Alistair McConnachie writes:
Dairy farmers in Britain are suffering a collapse in milk prices by up to 5p a litre, which is well below the cost of production. Yet, dairy farmers in Ireland, and among our European competitors, are able to make a living producing far less milk than the average British dairy farmer. Why is this?
There are 4 reasons:
Firstly, the milk price for all milk in the EU, including the milk produced in Britain, is set in euros. British farmers are paid the equivalent euro-value for their milk. Therefore, when the euro devalues in relation to sterling -- which means that the euro is "weak" in relation to the "strong" pound, which means that you get more euros for your pounds -- therefore, when British farmers get paid in euros, and convert these euros into sterling, they find they get less sterling.

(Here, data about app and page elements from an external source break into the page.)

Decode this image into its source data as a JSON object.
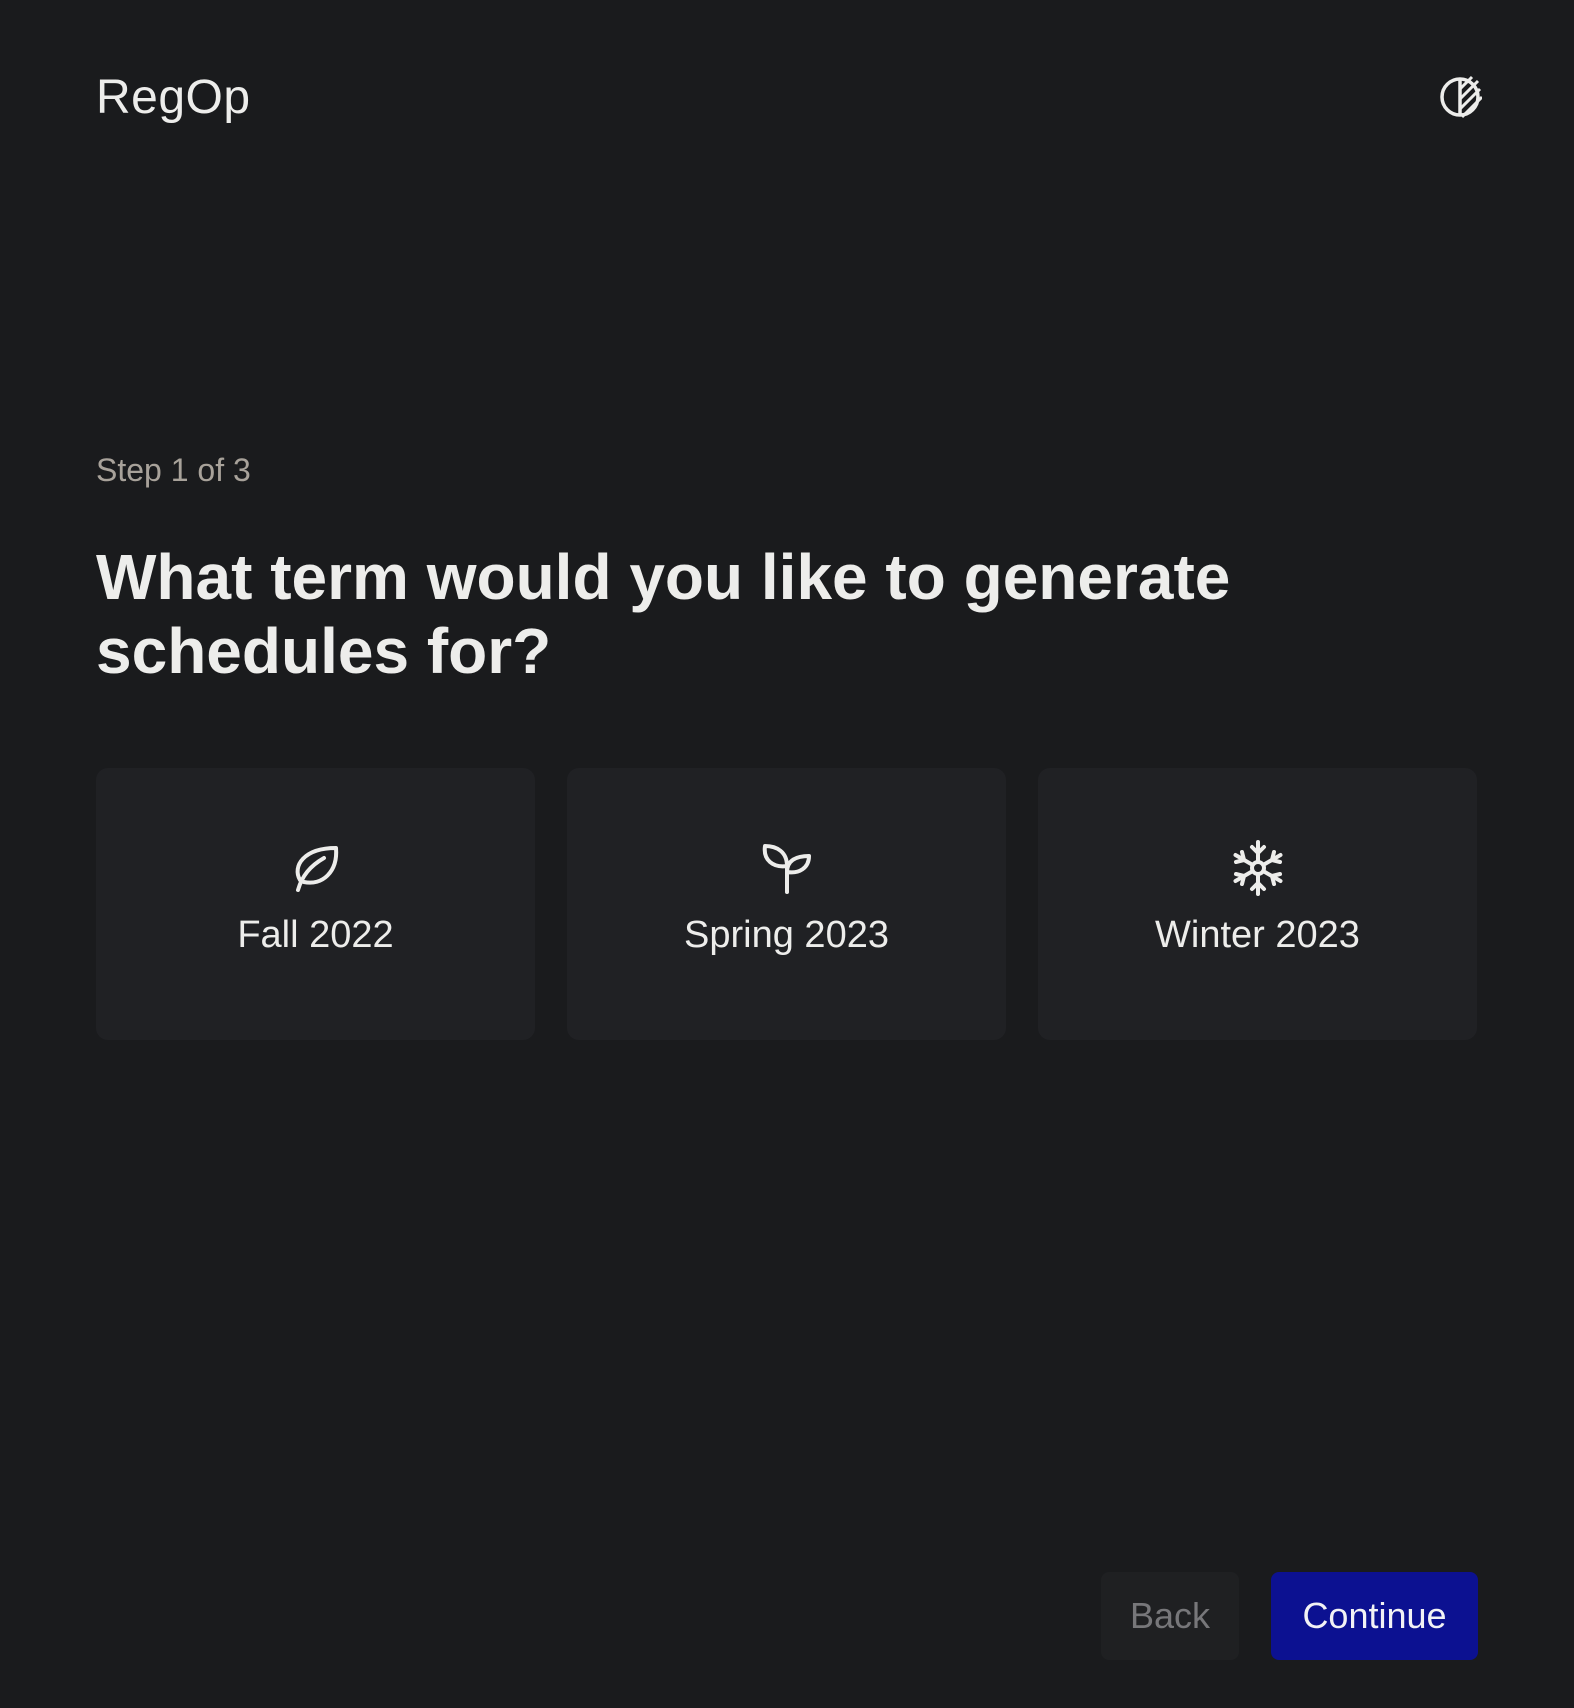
{
  "header": {
    "logo": "RegOp",
    "theme_toggle_icon": "contrast-icon"
  },
  "wizard": {
    "step_label": "Step 1 of 3",
    "question": "What term would you like to generate schedules for?",
    "options": [
      {
        "label": "Fall 2022",
        "icon": "leaf-icon"
      },
      {
        "label": "Spring 2023",
        "icon": "sprout-icon"
      },
      {
        "label": "Winter 2023",
        "icon": "snowflake-icon"
      }
    ]
  },
  "footer": {
    "back_label": "Back",
    "continue_label": "Continue"
  },
  "colors": {
    "background": "#1a1b1d",
    "card": "#202124",
    "text": "#ededeb",
    "muted": "#a8a29a",
    "accent": "#0c1191"
  }
}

In effect, this means that farmers in euroland start at around a 15 percent price advantage compared to British farmers. Even if Britain joined the euro, we would have to join at the current exchange rate, and so the present disadvantage would remain.
Secondly, due to the milk quota system set by Brussels, euroland farmers have surpluses, which, because the "Common Agricultural Policy" allows free access to British markets, they are able to offload onto Britain and thereby undercut home producers.
Thirdly, our euroland competitors are supported better financially by their own governments, via various subsidies and tax breaks. Yet, here in Britain, our government seems determined to do away with much of British farming, and to see small and family farms driven to the wall.
Fourthly, British taxpayers pay £5 billion a year into the Common Agricultural Policy but only £2.2 billion comes back to British agriculture. In other words, for every £1 we pay to help British farmers, we pay £1.50 to help our European competitors.
In other words, we British taxpayers are paying European farmers to undercut our own British farmers!